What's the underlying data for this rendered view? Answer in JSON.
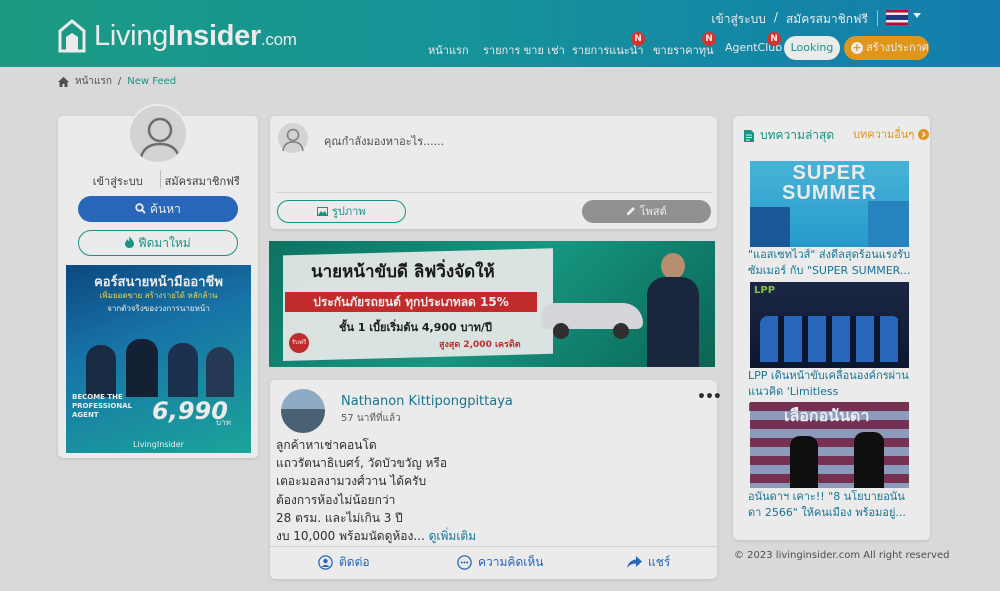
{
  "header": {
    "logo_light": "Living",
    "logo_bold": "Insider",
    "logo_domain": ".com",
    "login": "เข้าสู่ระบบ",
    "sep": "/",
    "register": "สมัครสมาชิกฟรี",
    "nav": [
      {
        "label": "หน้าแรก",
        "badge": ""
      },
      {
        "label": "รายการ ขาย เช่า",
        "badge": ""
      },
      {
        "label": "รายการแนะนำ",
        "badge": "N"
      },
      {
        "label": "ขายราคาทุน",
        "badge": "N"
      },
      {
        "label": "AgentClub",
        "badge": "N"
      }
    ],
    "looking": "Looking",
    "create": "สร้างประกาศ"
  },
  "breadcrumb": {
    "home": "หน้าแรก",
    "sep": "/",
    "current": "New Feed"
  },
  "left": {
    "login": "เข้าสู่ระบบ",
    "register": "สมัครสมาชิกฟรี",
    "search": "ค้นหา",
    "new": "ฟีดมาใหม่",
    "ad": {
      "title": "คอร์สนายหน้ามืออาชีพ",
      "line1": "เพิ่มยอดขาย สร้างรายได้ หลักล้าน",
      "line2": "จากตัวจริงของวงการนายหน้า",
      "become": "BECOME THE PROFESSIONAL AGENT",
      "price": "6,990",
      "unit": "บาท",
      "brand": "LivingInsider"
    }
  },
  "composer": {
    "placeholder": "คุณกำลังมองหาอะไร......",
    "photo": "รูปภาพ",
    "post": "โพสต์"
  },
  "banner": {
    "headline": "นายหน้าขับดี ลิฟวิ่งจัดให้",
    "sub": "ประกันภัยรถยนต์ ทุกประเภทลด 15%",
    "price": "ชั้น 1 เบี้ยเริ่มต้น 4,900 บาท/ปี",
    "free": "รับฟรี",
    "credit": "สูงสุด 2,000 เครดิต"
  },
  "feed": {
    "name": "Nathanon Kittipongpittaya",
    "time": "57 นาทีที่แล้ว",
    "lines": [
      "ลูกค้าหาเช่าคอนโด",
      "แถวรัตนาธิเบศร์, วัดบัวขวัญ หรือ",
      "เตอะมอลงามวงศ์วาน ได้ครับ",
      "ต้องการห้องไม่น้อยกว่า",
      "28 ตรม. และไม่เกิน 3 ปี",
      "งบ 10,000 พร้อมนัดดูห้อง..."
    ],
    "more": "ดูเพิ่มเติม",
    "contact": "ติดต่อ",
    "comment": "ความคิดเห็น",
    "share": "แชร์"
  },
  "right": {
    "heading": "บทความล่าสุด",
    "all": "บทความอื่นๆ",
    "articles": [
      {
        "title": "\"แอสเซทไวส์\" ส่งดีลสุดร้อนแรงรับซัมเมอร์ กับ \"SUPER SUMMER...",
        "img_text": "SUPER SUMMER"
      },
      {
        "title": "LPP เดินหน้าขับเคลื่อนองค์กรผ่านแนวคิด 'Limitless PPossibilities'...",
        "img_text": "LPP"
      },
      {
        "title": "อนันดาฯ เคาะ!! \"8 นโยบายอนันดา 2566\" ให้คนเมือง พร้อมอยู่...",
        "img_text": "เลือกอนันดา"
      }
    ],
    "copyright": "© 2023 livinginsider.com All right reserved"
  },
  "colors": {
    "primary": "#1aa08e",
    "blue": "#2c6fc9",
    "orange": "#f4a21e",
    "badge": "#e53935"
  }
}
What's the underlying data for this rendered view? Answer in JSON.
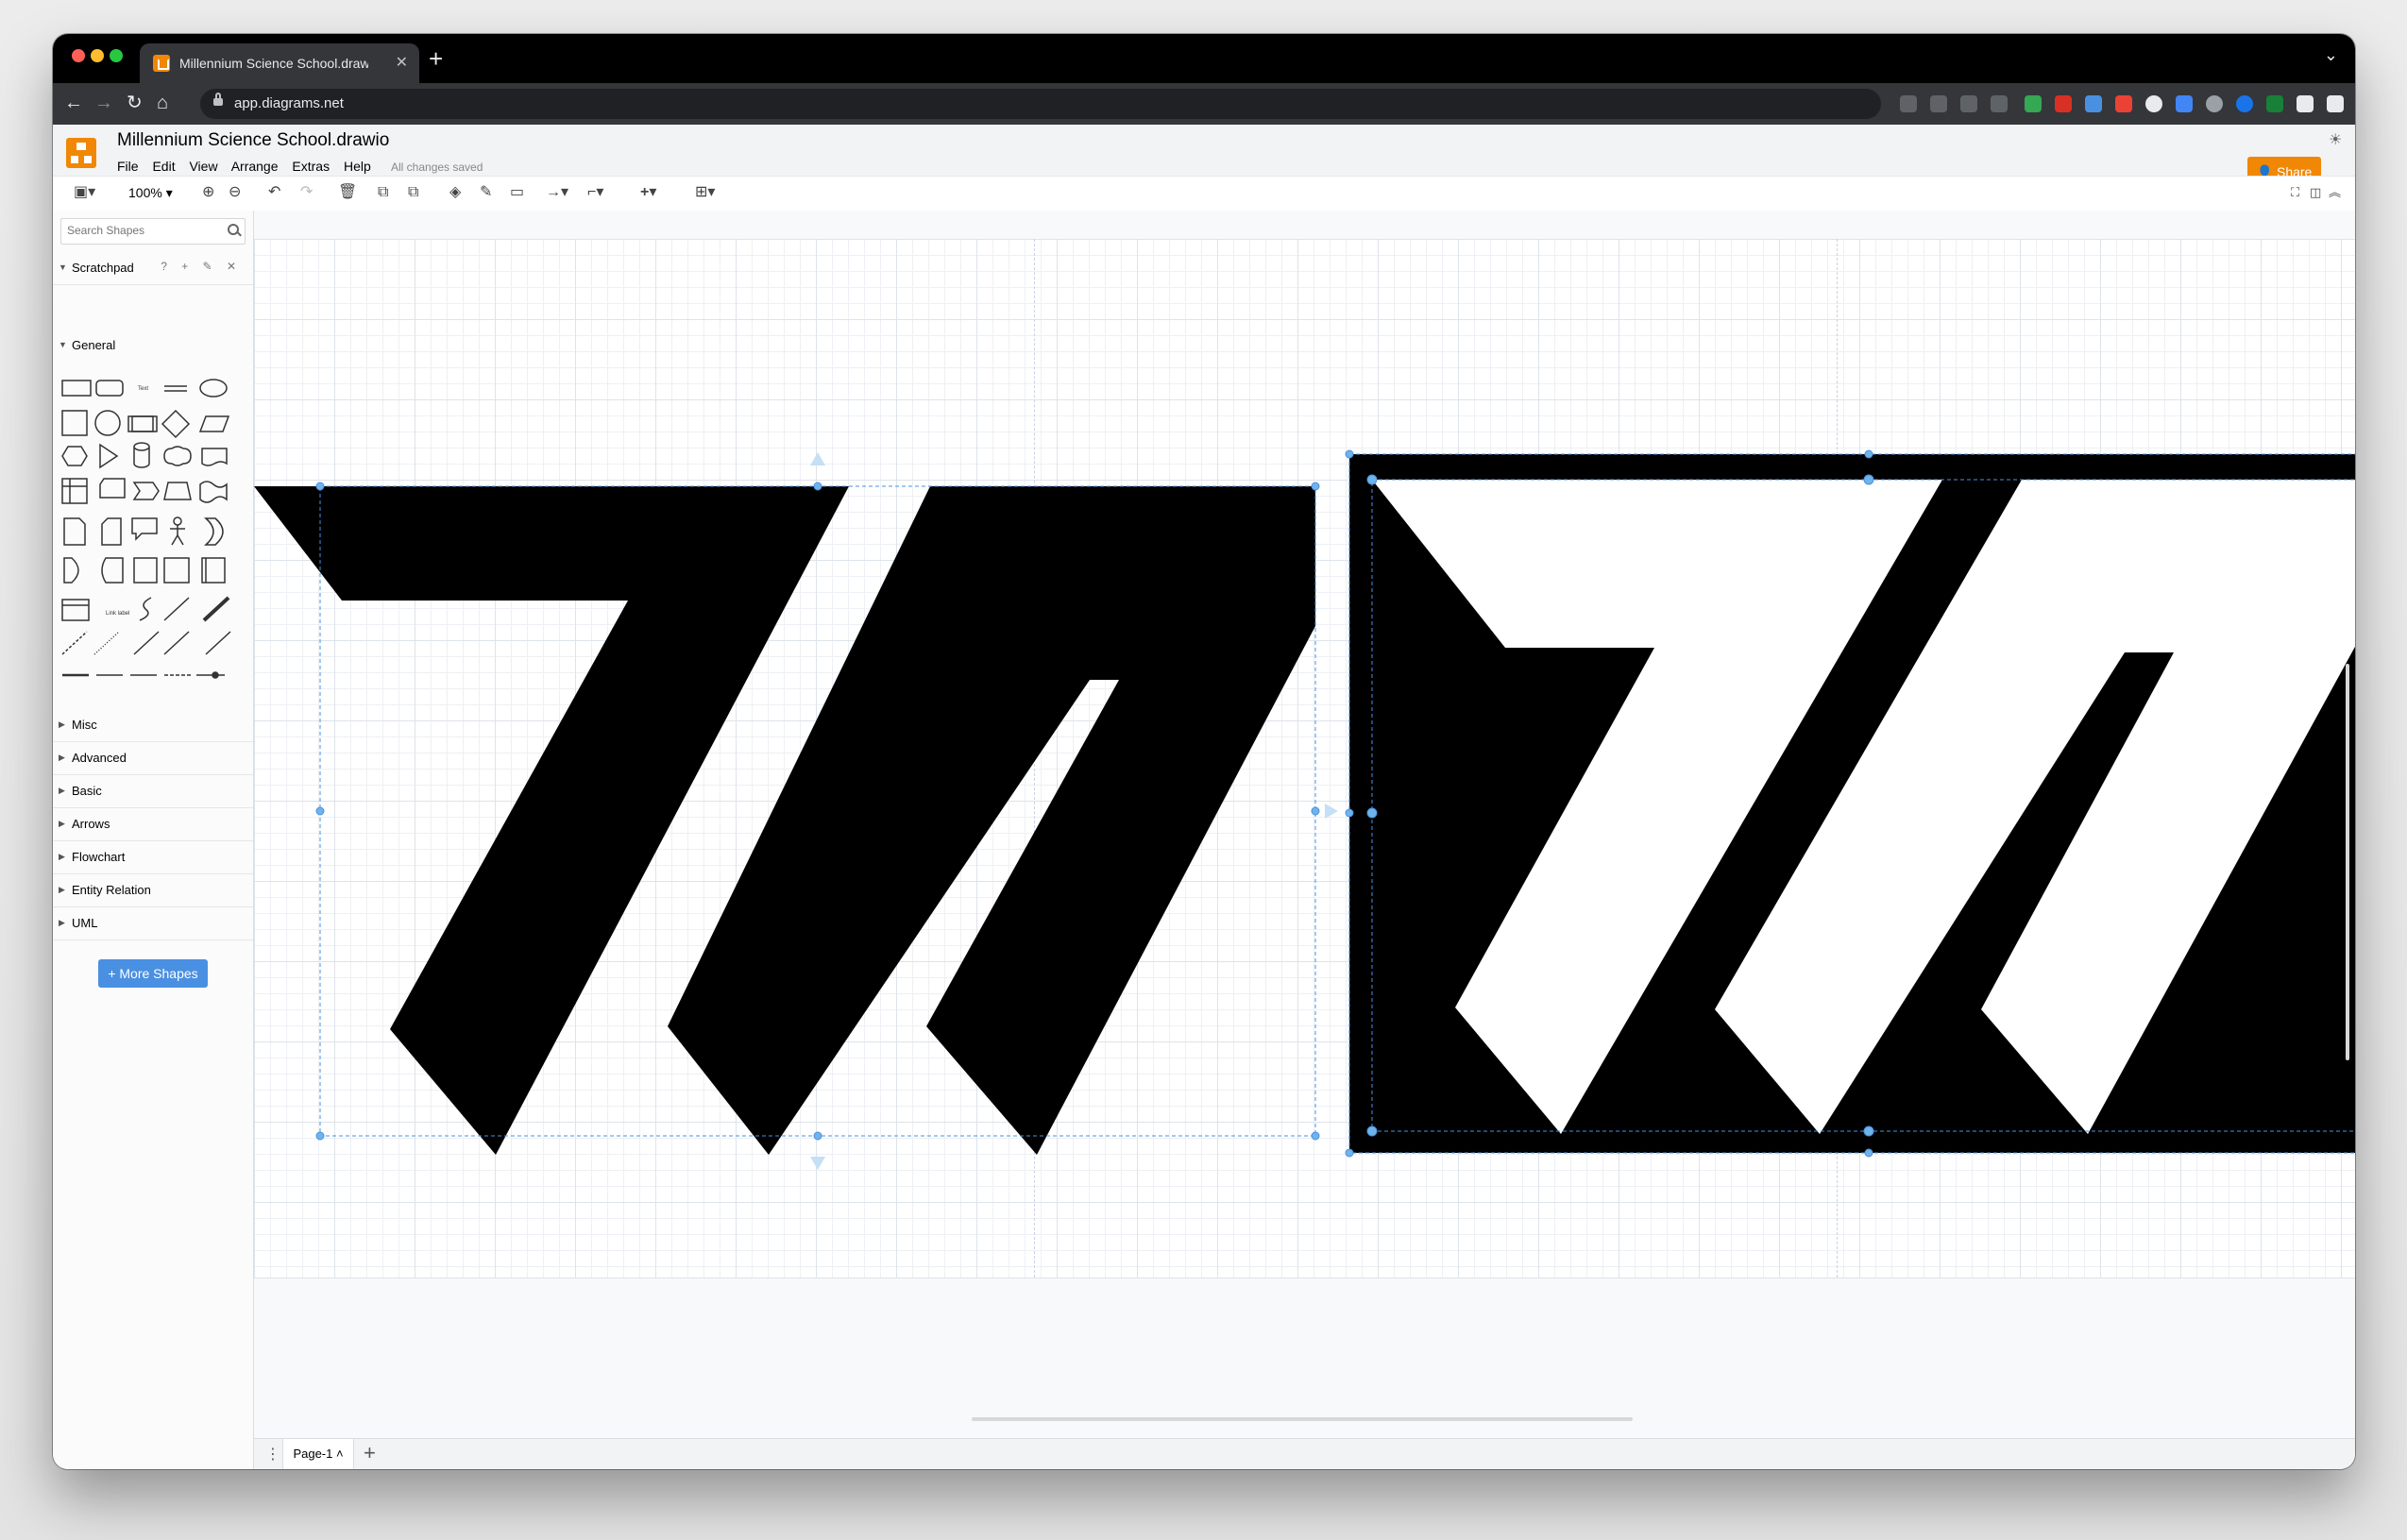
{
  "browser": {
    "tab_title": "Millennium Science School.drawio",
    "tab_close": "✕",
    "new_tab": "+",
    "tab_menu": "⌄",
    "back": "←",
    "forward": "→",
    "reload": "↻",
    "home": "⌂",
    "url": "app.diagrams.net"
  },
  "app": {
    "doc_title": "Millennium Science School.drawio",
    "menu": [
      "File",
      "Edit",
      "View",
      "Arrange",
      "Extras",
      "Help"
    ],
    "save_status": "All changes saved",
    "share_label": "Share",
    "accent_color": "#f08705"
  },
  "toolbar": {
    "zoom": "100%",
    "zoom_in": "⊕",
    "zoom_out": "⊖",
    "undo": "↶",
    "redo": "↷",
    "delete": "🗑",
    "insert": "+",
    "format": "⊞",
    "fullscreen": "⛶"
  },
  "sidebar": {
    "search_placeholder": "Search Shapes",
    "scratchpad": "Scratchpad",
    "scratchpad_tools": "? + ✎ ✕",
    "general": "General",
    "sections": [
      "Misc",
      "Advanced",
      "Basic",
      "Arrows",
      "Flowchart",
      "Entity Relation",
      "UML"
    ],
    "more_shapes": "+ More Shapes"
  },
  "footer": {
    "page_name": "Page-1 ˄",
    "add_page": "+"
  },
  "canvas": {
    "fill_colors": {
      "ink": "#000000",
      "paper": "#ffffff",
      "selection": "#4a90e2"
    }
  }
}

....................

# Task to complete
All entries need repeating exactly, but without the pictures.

# Solved exercise
What's the underlying data for this rendered view? Answer in JSON.
{
  "header": {
    "logo_light": "Living",
    "logo_bold": "Insider",
    "logo_domain": ".com",
    "login": "เข้าสู่ระบบ",
    "sep": "/",
    "register": "สมัครสมาชิกฟรี",
    "nav": [
      {
        "label": "หน้าแรก",
        "badge": ""
      },
      {
        "label": "รายการ ขาย เช่า",
        "badge": ""
      },
      {
        "label": "รายการแนะนำ",
        "badge": "N"
      },
      {
        "label": "ขายราคาทุน",
        "badge": "N"
      },
      {
        "label": "AgentClub",
        "badge": "N"
      }
    ],
    "looking": "Looking",
    "create": "สร้างประกาศ"
  },
  "breadcrumb": {
    "home": "หน้าแรก",
    "sep": "/",
    "current": "New Feed"
  },
  "left": {
    "login": "เข้าสู่ระบบ",
    "register": "สมัครสมาชิกฟรี",
    "search": "ค้นหา",
    "new": "ฟีดมาใหม่",
    "ad": {
      "title": "คอร์สนายหน้ามืออาชีพ",
      "line1": "เพิ่มยอดขาย สร้างรายได้ หลักล้าน",
      "line2": "จากตัวจริงของวงการนายหน้า",
      "become": "BECOME THE PROFESSIONAL AGENT",
      "price": "6,990",
      "unit": "บาท",
      "brand": "LivingInsider"
    }
  },
  "composer": {
    "placeholder": "คุณกำลังมองหาอะไร......",
    "photo": "รูปภาพ",
    "post": "โพสต์"
  },
  "banner": {
    "headline": "นายหน้าขับดี ลิฟวิ่งจัดให้",
    "sub": "ประกันภัยรถยนต์ ทุกประเภทลด 15%",
    "price": "ชั้น 1 เบี้ยเริ่มต้น 4,900 บาท/ปี",
    "free": "รับฟรี",
    "credit": "สูงสุด 2,000 เครดิต"
  },
  "feed": {
    "name": "Nathanon Kittipongpittaya",
    "time": "57 นาทีที่แล้ว",
    "lines": [
      "ลูกค้าหาเช่าคอนโด",
      "แถวรัตนาธิเบศร์, วัดบัวขวัญ หรือ",
      "เตอะมอลงามวงศ์วาน ได้ครับ",
      "ต้องการห้องไม่น้อยกว่า",
      "28 ตรม. และไม่เกิน 3 ปี",
      "งบ 10,000 พร้อมนัดดูห้อง..."
    ],
    "more": "ดูเพิ่มเติม",
    "contact": "ติดต่อ",
    "comment": "ความคิดเห็น",
    "share": "แชร์"
  },
  "right": {
    "heading": "บทความล่าสุด",
    "all": "บทความอื่นๆ",
    "articles": [
      {
        "title": "\"แอสเซทไวส์\" ส่งดีลสุดร้อนแรงรับซัมเมอร์ กับ \"SUPER SUMMER...",
        "img_text": "SUPER SUMMER"
      },
      {
        "title": "LPP เดินหน้าขับเคลื่อนองค์กรผ่านแนวคิด 'Limitless PPossibilities'...",
        "img_text": "LPP"
      },
      {
        "title": "อนันดาฯ เคาะ!! \"8 นโยบายอนันดา 2566\" ให้คนเมือง พร้อมอยู่...",
        "img_text": "เลือกอนันดา"
      }
    ],
    "copyright": "© 2023 livinginsider.com All right reserved"
  },
  "colors": {
    "primary": "#1aa08e",
    "blue": "#2c6fc9",
    "orange": "#f4a21e",
    "badge": "#e53935"
  }
}
What's the underlying data for this rendered view? Answer in JSON.
{
  "browser": {
    "tab_title": "Millennium Science School.drawio",
    "tab_close": "✕",
    "new_tab": "+",
    "tab_menu": "⌄",
    "back": "←",
    "forward": "→",
    "reload": "↻",
    "home": "⌂",
    "url": "app.diagrams.net"
  },
  "app": {
    "doc_title": "Millennium Science School.drawio",
    "menu": [
      "File",
      "Edit",
      "View",
      "Arrange",
      "Extras",
      "Help"
    ],
    "save_status": "All changes saved",
    "share_label": "Share",
    "accent_color": "#f08705"
  },
  "toolbar": {
    "zoom": "100%",
    "zoom_in": "⊕",
    "zoom_out": "⊖",
    "undo": "↶",
    "redo": "↷",
    "delete": "🗑",
    "insert": "+",
    "format": "⊞",
    "fullscreen": "⛶"
  },
  "sidebar": {
    "search_placeholder": "Search Shapes",
    "scratchpad": "Scratchpad",
    "scratchpad_tools": "? + ✎ ✕",
    "general": "General",
    "sections": [
      "Misc",
      "Advanced",
      "Basic",
      "Arrows",
      "Flowchart",
      "Entity Relation",
      "UML"
    ],
    "more_shapes": "+ More Shapes"
  },
  "footer": {
    "page_name": "Page-1 ˄",
    "add_page": "+"
  },
  "canvas": {
    "fill_colors": {
      "ink": "#000000",
      "paper": "#ffffff",
      "selection": "#4a90e2"
    }
  }
}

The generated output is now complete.